Jim’s wife Nancy had the cassoulet de Toulouse. Traditionally a peasant dish was kicked up a notch with shredded braised lamb shoulder, duck leg confit, garlic and Toulouse sausage. All of these meats are roasted in clay dish with cannellini beans and….I’m tearing up just thinking about it.
I had the bouillabaisse, which was probably the best I’ve ever had. It had tai snapper, dorade, day boat scallops, prince Edward island mussels and manila clams. All the fish was poached in what they called a fish fumet, and fondue of poireaux (sautéed leeks and fish broth). On the side was a small ramekin of croutons, gruyere cheese and rouille (red pepper mayonnaise). I was perfectly happy with the dish, but was thinking it would be nice to have some more broth, and then suddenly Philippe was bringing me my own little pot of extra broth.
“I could see you didn’t have quite enough broth,” he said, pouring a little more over the fish in my bowl.
And that’s the reason why Chapeau! is on the top 100 best restaurants in the Bay Area list every year. Not only is the food impeccable, but the service is too…and that’s a sign of a good restaurant.
So you see, it doesn’t matter whether you think hats fit your head or not, because Chapeau! is one of the few one-size-fits-all.
Lemon tart with raspberry puree
Valrhona chocolate cake with banana flambee and rum-raisin ice cream.
French toasted with salted caramel ice cream. And this was by far the best French toast I’ve ever had….for obvious reasons, but I was actually sad when the taste left my mouth.
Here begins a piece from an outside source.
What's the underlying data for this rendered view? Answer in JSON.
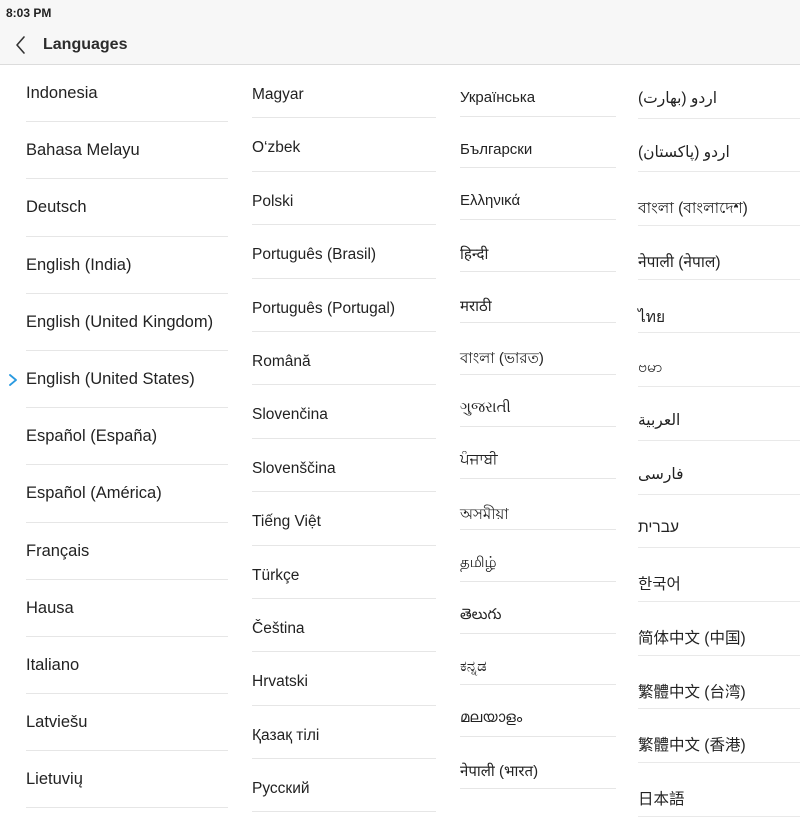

The frozen nougat with grains (like a parfait of sorts) in an orange soup was like no other dessert I’ve ever had before and yet I couldn’t keep my spoon away from it.